Meet our MRC Early Career Research Fellows

Holly Lam

Holly Lam is an environmental epidemiologist by training. Her research interests focus on the effects of ambient exposures and climate change on human health and factors for formulating diseases prevention/ health improvement strategies against environmental exposures. She estimated the short-term relative risks of hospitalization caused by respiratory conditions, acute myocardial infraction among diabetics and mental disorders that were associated with meteorological factors using a time-series approach. She investigated the effects of high ambient temperature on allergic symptoms and identified the socio-demographic factors that affect the uptake of protective behaviour against extreme weather conditions using survey data.

She joined the National Heart and Lung Institute in 2019 and extended her research on the association between environmental exposures and allergies with the support of the centre’s fellowship. She quantified the seasonality of food anaphylaxis and investigated its association with pollen count and temperature. To explore the mechanisms of the associations observed, she will evaluate the seasonality of allergic responses and identify their potential associated factors. This work will help to formulate guidelines to reduce the risks of triggering food anaphylaxis, a life-threatening allergic condition, in the face of the increasing prevalence and climate change.

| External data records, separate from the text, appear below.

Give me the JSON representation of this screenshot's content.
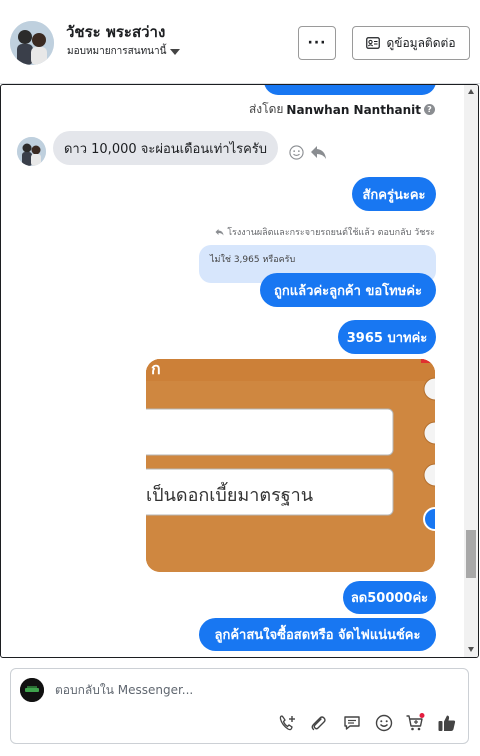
{
  "header": {
    "name": "วัชระ พระสว่าง",
    "assigned": "มอบหมายการสนทนานี้",
    "more_label": "···",
    "contact_label": "ดูข้อมูลติดต่อ"
  },
  "chat": {
    "sent_by_prefix": "ส่งโดย",
    "sent_by_name": "Nanwhan Nanthanit",
    "info_icon": "?",
    "messages": {
      "in1": "ดาว 10,000 จะผ่อนเดือนเท่าไรครับ",
      "out1": "สักครู่นะคะ",
      "reply_note": "โรงงานผลิตและกระจายรถยนต์ใช้แล้ว ตอบกลับ วัชระ",
      "quote": "ไม่ใช่ 3,965 หรือครับ",
      "out2": "ถูกแล้วค่ะลูกค้า ขอโทษค่ะ",
      "out3": "3965 บาทค่ะ",
      "out4": "ลด50000ค่ะ",
      "out5": "ลูกค้าสนใจซื้อสดหรือ จัดไฟแน่นช์คะ"
    },
    "image": {
      "corner_text": "ก",
      "field2_text": "เป็นดอกเบี้ยมาตรฐาน"
    }
  },
  "composer": {
    "placeholder": "ตอบกลับใน Messenger..."
  },
  "icons": {
    "smile": "smile-icon",
    "reply": "reply-icon",
    "contact": "contact-card-icon"
  },
  "colors": {
    "accent": "#1877f2",
    "incoming": "#e4e6eb",
    "quote": "#d7e6fc",
    "image_bg": "#cf8740"
  }
}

Niloofar Shoari

Niloofar’s research is at the intersection of environmental sciences and public health, with a particular focus on the application of Bayesian methods in this area. Her current project aims to understand what makes a neighbourhood healthy, and how growing up in different neighbourhoods contributes to the improvement of health and educational outcomes in school-age children. She completed her PhD in Environmental Engineering at École de Technologie Supérieure (University of Quebec, Canada), where she worked on quantitative analysis of soil contamination data and developed guidelines for engineers and policy-makers as to how to deal with the below detection limit concentrations. She was a visiting research scholar in the Department of Statistics at the University of Waterloo and Texas A&M University. She completed her MSc and BSc in Environmental Engineering at La Sapienza University of Rome (Italy).